Legs eleven…

No, I haven’t started playing Bingo!

DANCING-LEGSDANCING-LEGS 2

But I do have a new problem to report… it’s my legs… well, it’s my arms and legs…

Since around April this year, all my limb muscles have become very tight and stiff. You know when you’ve not done any exercise for ages and then you walk, run or cycle several miles (not that I ever run), or when you ride a horse after a long time… the next day, or even for a few days afterwards, the muscles you’re not used to using are stiff and you really feel like you’ve worked them.

Well, it’s like that, but I’ve not done any strenuous or new types of exercise AND it’s been going on for more than seven months with no let-up. It doesn’t get better, with exercise or rest… but at least it seems not to get worse either.

It always feels worst first thing in the morning, or if I’ve been sitting for some time, so as I get out of bed or get out of the car, I am so stiff that I move like someone with severe arthritis. And forget sitting cross-legged, kneeling and sitting back on my heels, crouching, or even my usual curled-up-on-the-couch position. It’s just too damned uncomfortable.

My Tai Chi teacher has noticed that I can’t get as low in some positions as I could previously and I have a creakier, less nimble gait when I go up stairs.

Min Jeong Seu- TattooWith my arms, I find it hard to reach the middle of my back, whether in the shower, to fasten my bra or take off a t-shirt. Even raising my arms straight up feels like a strain. Again, in Tai Chi, there are some moves that involve an arm stretch, which I find difficult or painful. And putting on socks and shoes takes time and energy, if I can reach at all.

I’m not in pain, just limited in what I can easily, comfortably and gracefully do. Everything is tight and inflexible.

After a few weeks of this, I realised it wasn’t just over-exercised muscles and it wasn’t going away. I began to think it might be a presentation of Graft versus Host Disease [GvHD]. Having decided to mention it to the consultant at my next clinic visit, I felt anxious lest they said it was a progressive type of GvHD that might not respond to treatment, or that it wasn’t GvHD at all… and then what…?

I saw Dr Chris that day – a new-to-me consultant. This was the same day as the comic clinic episode I wrote about last week.

Elizabeth Romhild - Helping HandsAnyway, I brought up the strange tightness in my arm and leg muscles. After clarifying that I am not taking statins, which apparently can have this effect, he suggested doing a blood test for the muscle enzyme CK or CPK, which stands for Creatine kinase or Creatine Phosphokinase.

We didn’t talk about what it might mean or what might need to happen if the test showed an abnormal result. I had a rather special holiday coming up, so the last thing I wanted was to be held back for treatment if the test showed positive.

Fortunately the CK test came back negative. In other words the enzyme was not in evidence, which is good as a positive result could mean myopathy – muscle disease/weakness. All was normal… at least in terms of my blood. This still left a big question mark… What was causing the stiffness? More to follow, but (only because it’s taking me so long to write it and I need to get up to date), here’s a quick spoiler alert…

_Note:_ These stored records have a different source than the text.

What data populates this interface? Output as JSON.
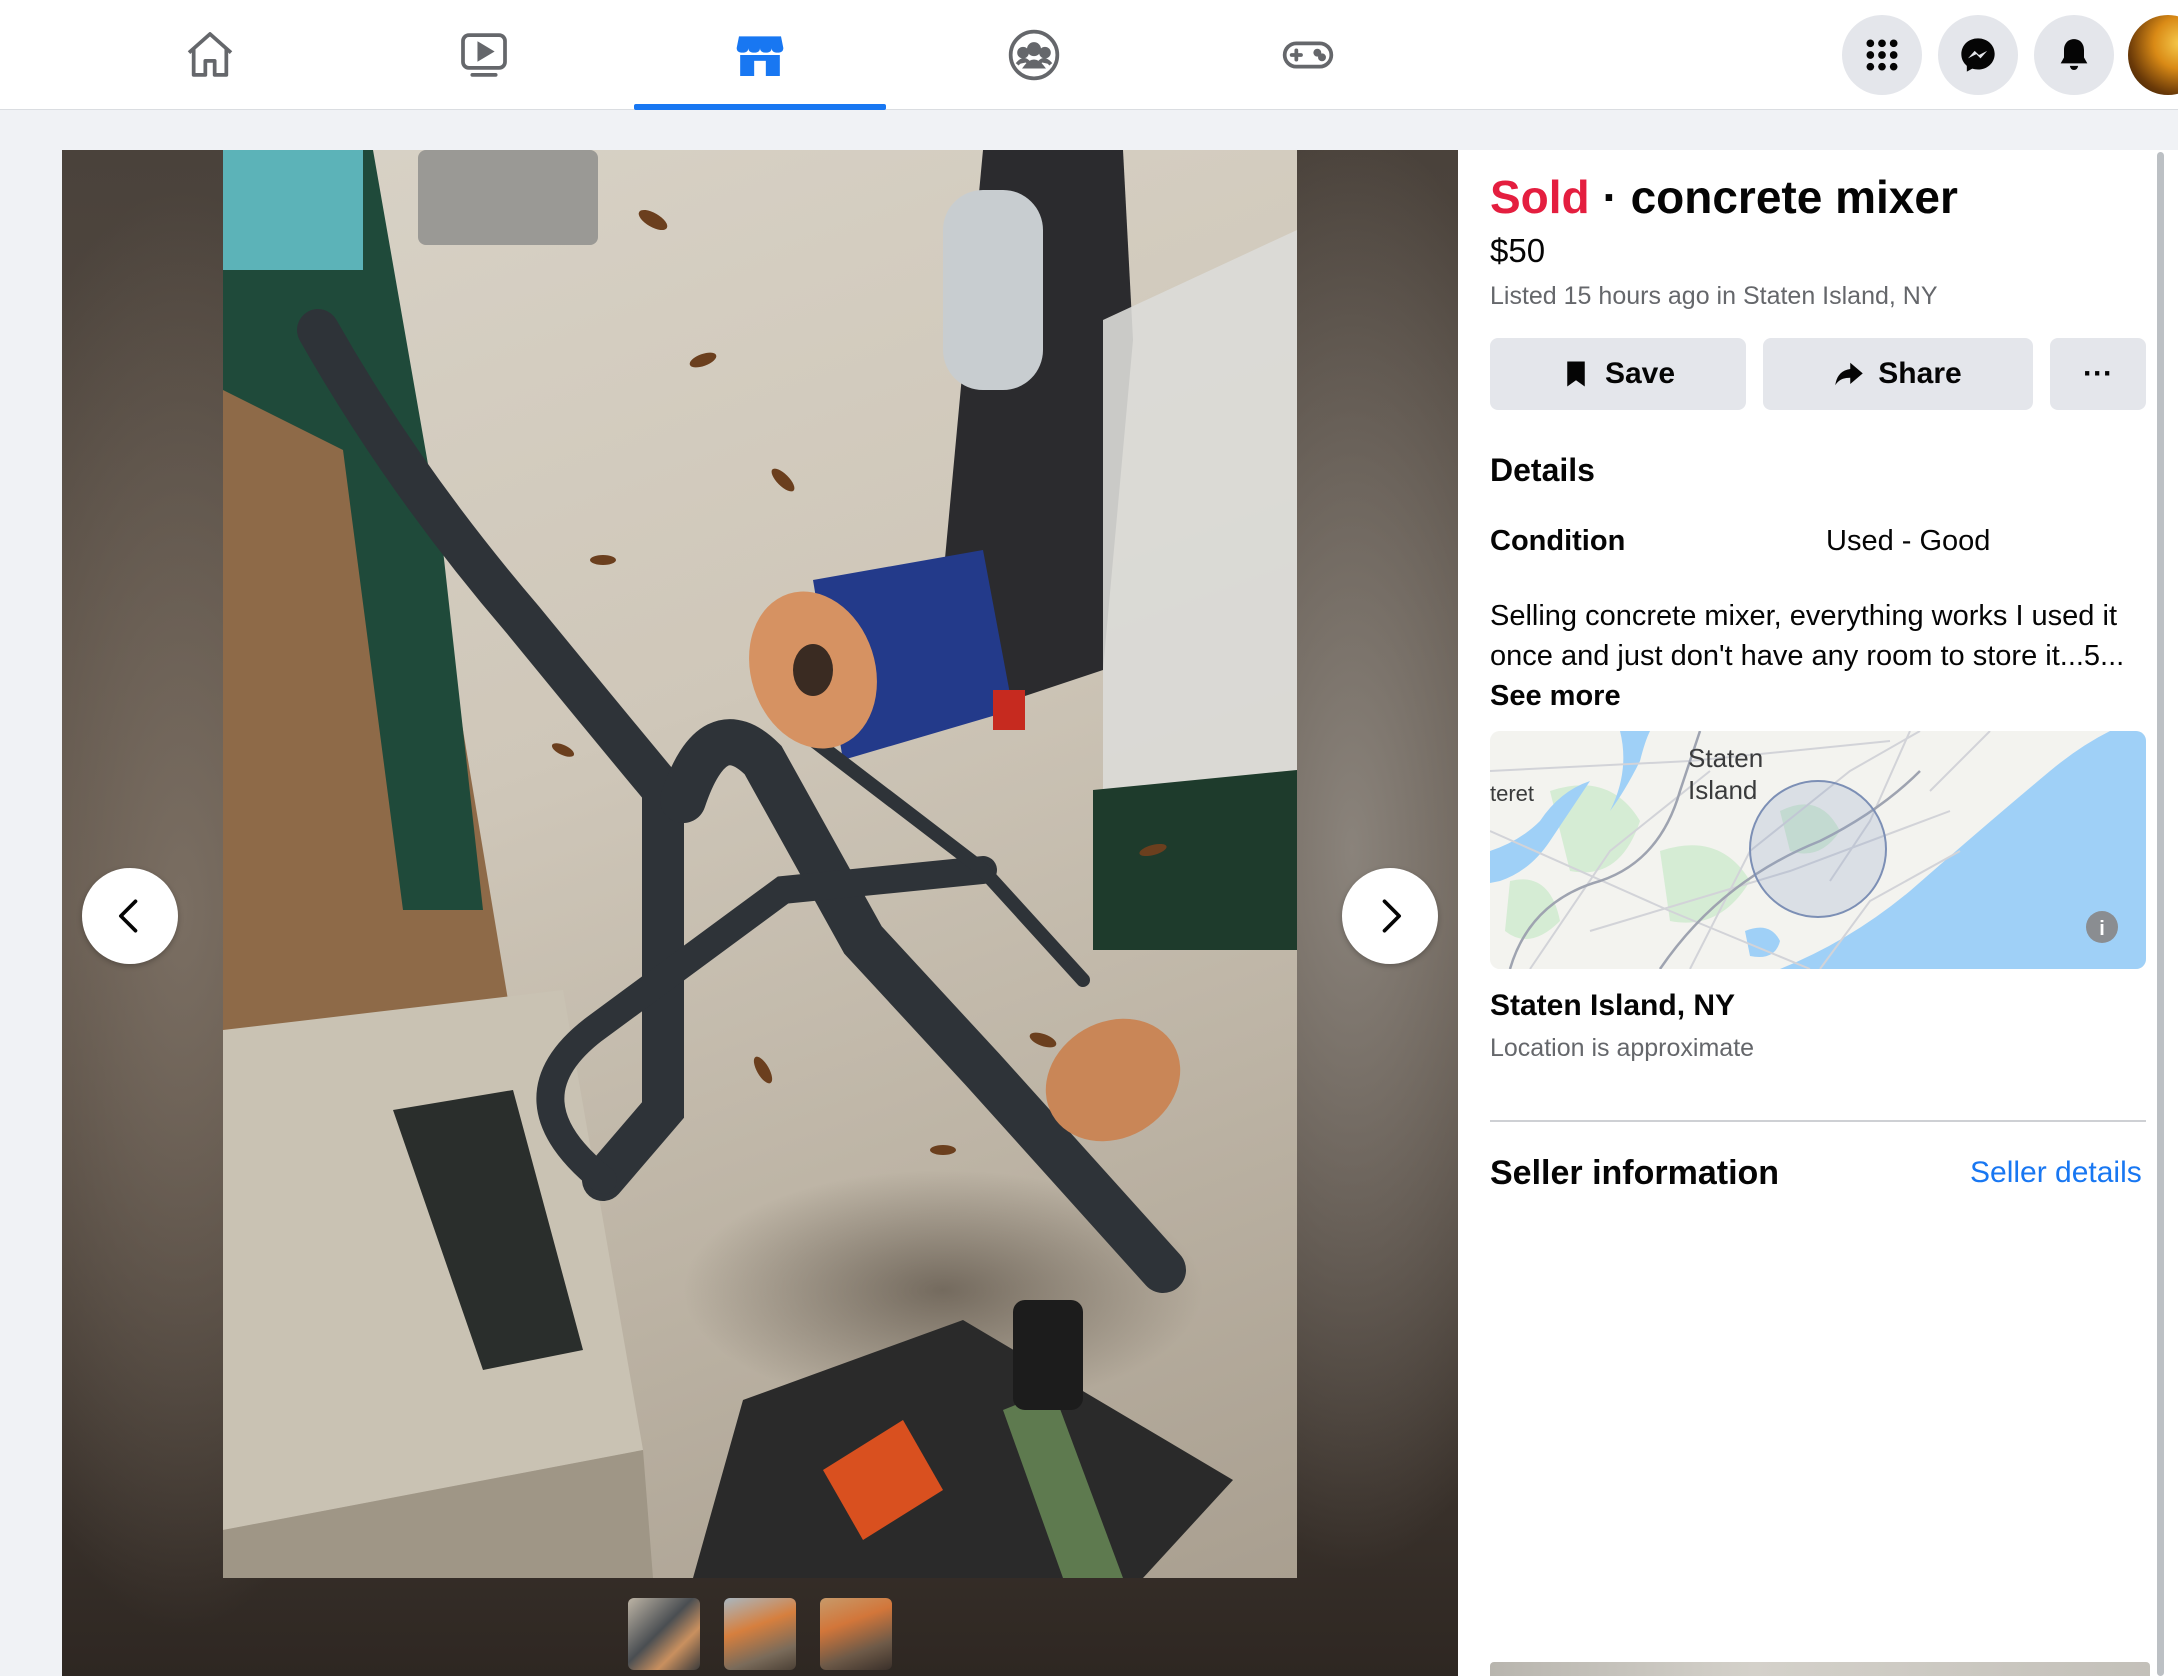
{
  "topnav": {
    "tabs": [
      {
        "icon": "home-icon",
        "active": false
      },
      {
        "icon": "watch-icon",
        "active": false
      },
      {
        "icon": "marketplace-icon",
        "active": true
      },
      {
        "icon": "groups-icon",
        "active": false
      },
      {
        "icon": "gaming-icon",
        "active": false
      }
    ],
    "right": [
      "menu-grid-icon",
      "messenger-icon",
      "notifications-icon",
      "avatar"
    ],
    "accent": "#1877f2"
  },
  "listing": {
    "status": "Sold",
    "separator": "·",
    "title": "concrete mixer",
    "price": "$50",
    "listed": "Listed 15 hours ago in Staten Island, NY",
    "actions": {
      "save_label": "Save",
      "share_label": "Share",
      "more_label": "···"
    },
    "details": {
      "heading": "Details",
      "condition_label": "Condition",
      "condition_value": "Used - Good",
      "description": "Selling concrete mixer, everything works I used it once and just don't have any room to store it...5... ",
      "see_more": "See more"
    },
    "map": {
      "label_1": "Staten",
      "label_2": "Island",
      "label_left": "teret",
      "info_icon": "i"
    },
    "location": {
      "name": "Staten Island, NY",
      "note": "Location is approximate"
    },
    "seller": {
      "heading": "Seller information",
      "link": "Seller details"
    },
    "status_color": "#e41e3f"
  },
  "viewer": {
    "prev_icon": "chevron-left-icon",
    "next_icon": "chevron-right-icon",
    "thumbnail_count": 3
  }
}
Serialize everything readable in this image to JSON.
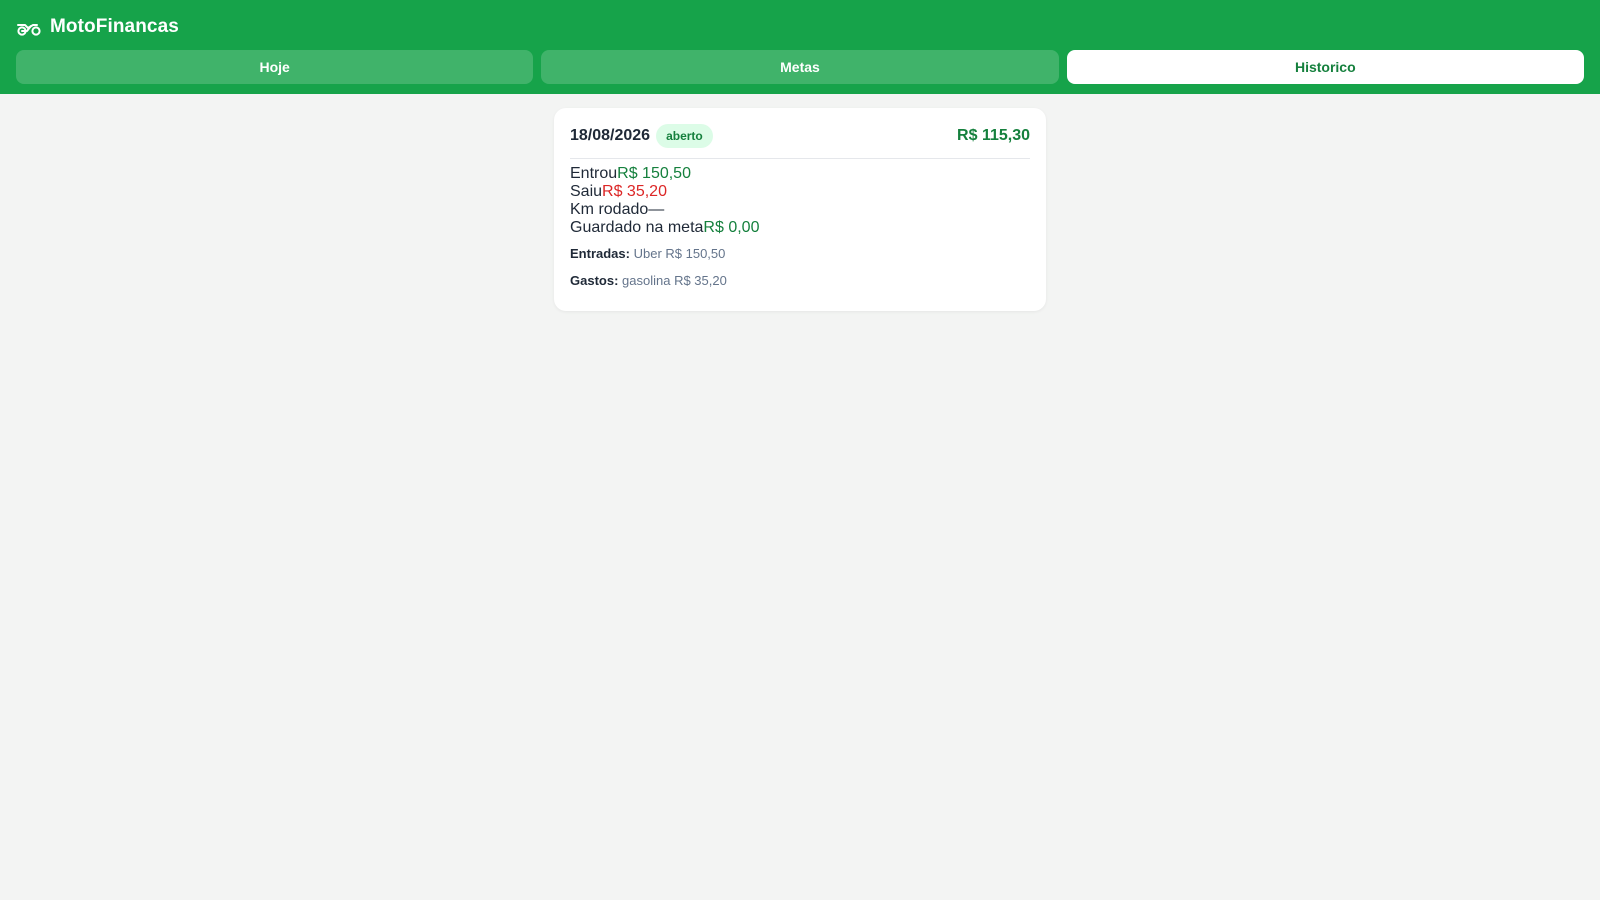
{
  "app": {
    "title": "MotoFinancas",
    "icon": "motorcycle-icon"
  },
  "tabs": [
    {
      "label": "Hoje",
      "active": false
    },
    {
      "label": "Metas",
      "active": false
    },
    {
      "label": "Historico",
      "active": true
    }
  ],
  "card": {
    "date": "18/08/2026",
    "status": "aberto",
    "total": "R$ 115,30",
    "rows": [
      {
        "label": "Entrou",
        "value": "R$ 150,50",
        "color": "#15803d"
      },
      {
        "label": "Saiu",
        "value": "R$ 35,20",
        "color": "#dc2626"
      },
      {
        "label": "Km rodado",
        "value": "—"
      },
      {
        "label": "Guardado na meta",
        "value": "R$ 0,00",
        "color": "#15803d"
      }
    ],
    "entradas": {
      "label": "Entradas:",
      "text": "Uber R$ 150,50"
    },
    "gastos": {
      "label": "Gastos:",
      "text": "gasolina R$ 35,20"
    }
  },
  "colors": {
    "brand": "#16a34a",
    "accent_dark": "#15803d",
    "negative": "#dc2626",
    "background": "#f3f4f3"
  }
}
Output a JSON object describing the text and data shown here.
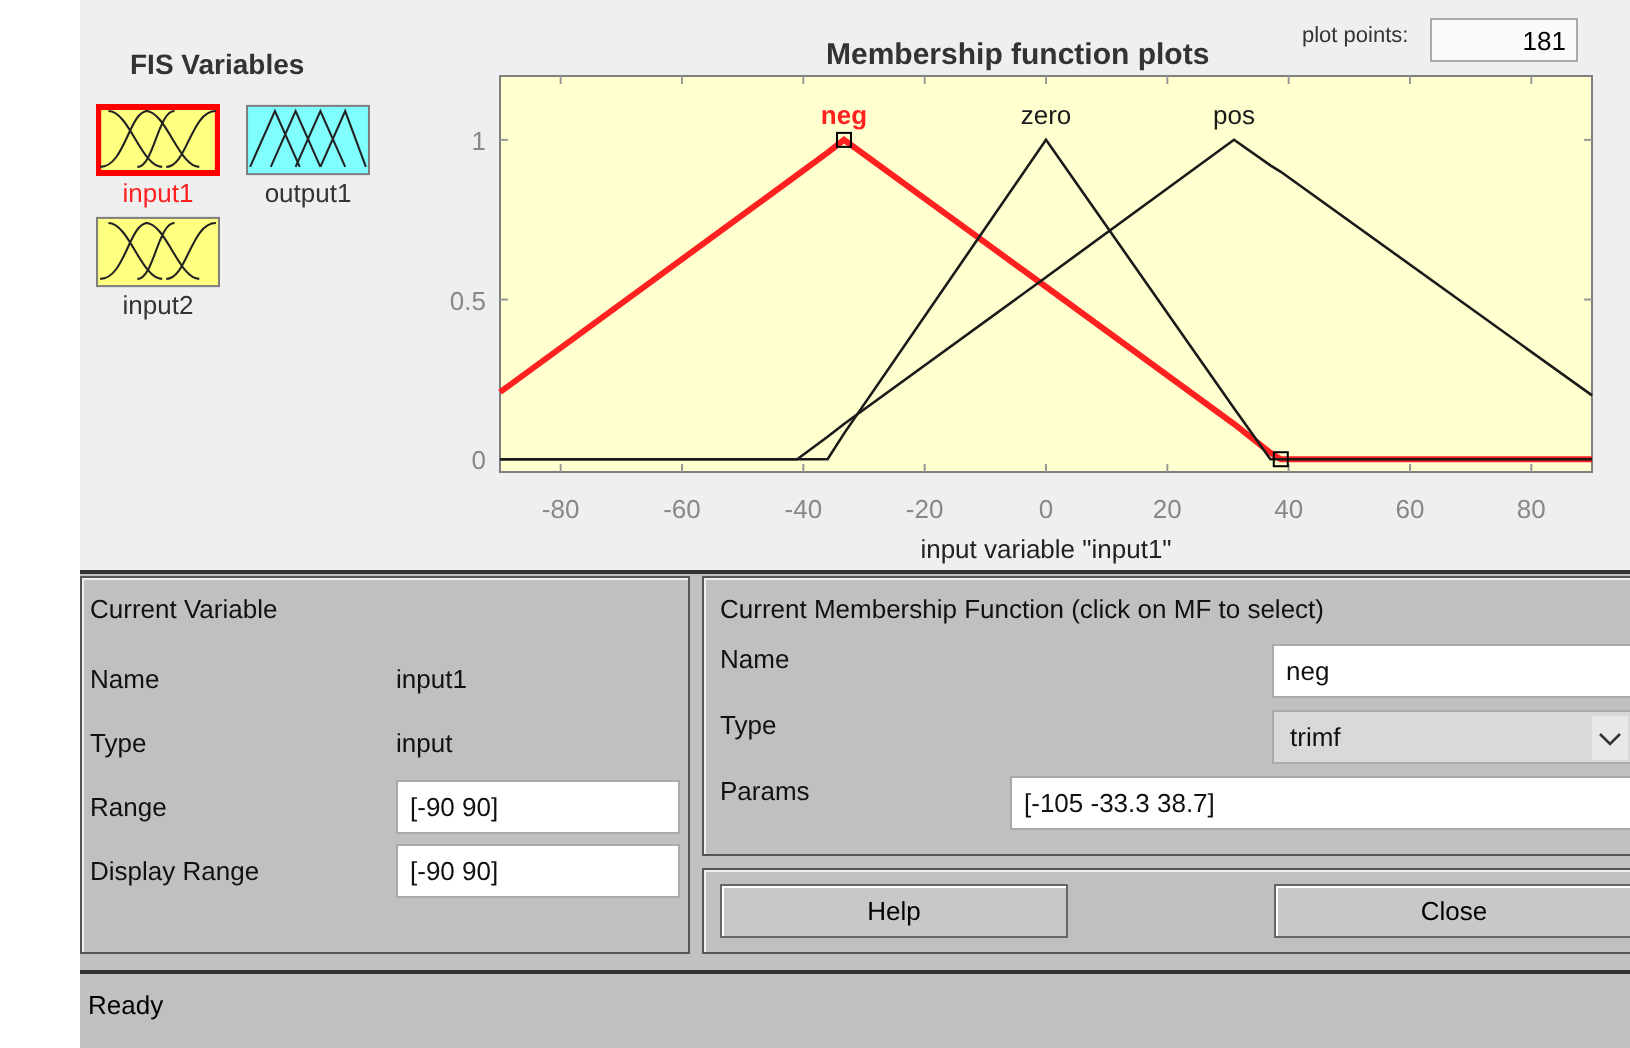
{
  "fis_variables": {
    "title": "FIS Variables",
    "items": [
      {
        "label": "input1",
        "kind": "input",
        "selected": true
      },
      {
        "label": "output1",
        "kind": "output",
        "selected": false
      },
      {
        "label": "input2",
        "kind": "input",
        "selected": false
      }
    ]
  },
  "plot": {
    "plot_points_label": "plot points:",
    "plot_points": "181",
    "chart_data": {
      "type": "line",
      "title": "Membership function plots",
      "xlabel": "input variable \"input1\"",
      "x": [
        -90,
        -41,
        -36,
        -33.3,
        0,
        31,
        37,
        38.7,
        90
      ],
      "series": [
        {
          "name": "neg",
          "color": "#ff2020",
          "values": [
            0.21,
            0.89,
            0.96,
            1,
            0.54,
            0.11,
            0.02,
            0,
            0
          ]
        },
        {
          "name": "zero",
          "color": "#1a1a1a",
          "values": [
            0,
            0,
            0,
            0.08,
            1,
            0.16,
            0,
            0,
            0
          ]
        },
        {
          "name": "pos",
          "color": "#1a1a1a",
          "values": [
            0,
            0,
            0.07,
            0.11,
            0.57,
            1,
            0.92,
            0.9,
            0.2
          ]
        }
      ],
      "xlim": [
        -90,
        90
      ],
      "ylim": [
        -0.04,
        1.2
      ],
      "xticks": [
        -80,
        -60,
        -40,
        -20,
        0,
        20,
        40,
        60,
        80
      ],
      "yticks": [
        0,
        0.5,
        1
      ]
    },
    "mf_states": [
      {
        "selected": true
      },
      {
        "selected": false
      },
      {
        "selected": false
      }
    ]
  },
  "current_variable": {
    "title": "Current Variable",
    "rows": [
      {
        "label": "Name",
        "kind": "text",
        "value": "input1"
      },
      {
        "label": "Type",
        "kind": "text",
        "value": "input"
      },
      {
        "label": "Range",
        "kind": "field",
        "value": "[-90 90]"
      },
      {
        "label": "Display Range",
        "kind": "field",
        "value": "[-90 90]"
      }
    ]
  },
  "current_mf": {
    "title": "Current Membership Function (click on MF to select)",
    "rows": [
      {
        "label": "Name",
        "kind": "field",
        "value": "neg"
      },
      {
        "label": "Type",
        "kind": "select",
        "value": "trimf"
      },
      {
        "label": "Params",
        "kind": "wide_field",
        "value": "[-105 -33.3 38.7]"
      }
    ]
  },
  "buttons": [
    "Help",
    "Close"
  ],
  "status_bar": "Ready"
}
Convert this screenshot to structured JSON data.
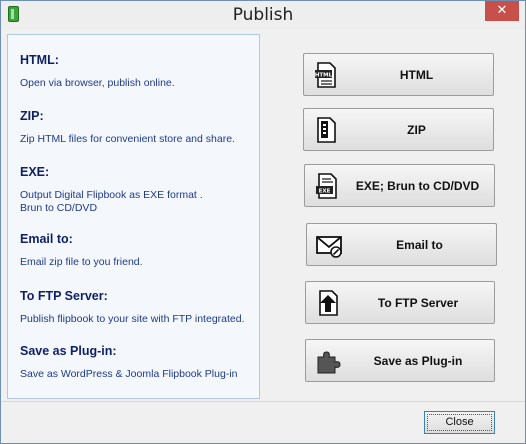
{
  "window": {
    "title": "Publish",
    "close_glyph": "✕"
  },
  "sections": [
    {
      "title": "HTML:",
      "desc": "Open via browser, publish online."
    },
    {
      "title": "ZIP:",
      "desc": "Zip HTML files for convenient store and share."
    },
    {
      "title": "EXE:",
      "desc": "Output Digital Flipbook as EXE format .\nBrun to CD/DVD"
    },
    {
      "title": "Email to:",
      "desc": "Email zip file to you friend."
    },
    {
      "title": "To FTP Server:",
      "desc": "Publish flipbook to your site with FTP integrated."
    },
    {
      "title": "Save as Plug-in:",
      "desc": "Save as WordPress & Joomla Flipbook Plug-in"
    }
  ],
  "buttons": [
    {
      "label": "HTML",
      "icon": "html-document-icon",
      "icon_text": "HTML"
    },
    {
      "label": "ZIP",
      "icon": "zip-document-icon"
    },
    {
      "label": "EXE; Brun to CD/DVD",
      "icon": "exe-document-icon",
      "icon_text": "EXE"
    },
    {
      "label": "Email to",
      "icon": "email-envelope-icon"
    },
    {
      "label": "To FTP Server",
      "icon": "ftp-upload-icon"
    },
    {
      "label": "Save as Plug-in",
      "icon": "puzzle-plugin-icon"
    }
  ],
  "footer": {
    "close_label": "Close"
  }
}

Chronic GVHD can also affect the skin in a variety of ways, causing… sometimes a tightening and thickening of the skin, known as sclerosis. Sclerosis varies in its severity and can remain confined to the skin or it can spread across joints and tendons. This tightening of the joints and tendons can limit your range of motion and can make it difficult to bend and straighten your arms, legs, and other joints.

– quote from the National Bone Marrow Transplant Link (a US support website)

Photo credits, from top to bottom:
Dancing Legs bronze, by Elizabeth Romhild
Tattoo porcelain, by Min Jeong Seo
Helping Hands bronze, by Elizabeth Romhild
Advertisements

About Jet Black

I began blogging because having been diagnosed with Multiple Myeloma, I wanted to share my experiences of living with an incurable cancer. Through blogging, I discovered that I enjoy writing. I have always chosen to live life for the journey, more than the destination. This is as true for the act of writing as it is for living with myeloma, so these are two things I do: I live and I write!
This entry was posted in * Myeloma, Graft versus Host Disease and tagged , , , , , , , , , , , , , , , , , , , , , , , , , , . Bookmark the permalink.

Leave a Reply

Fill in your details below or click an icon to log in:

WordPress.com Logo

You are commenting using your WordPress.com account. Log Out / Change )

Twitter picture

You are commenting using your Twitter account. Log Out / Change )

Facebook photo

You are commenting using your Facebook account. Log Out / Change )

Google+ photo

You are commenting using your Google+ account. Log Out / Change )

Connecting to %s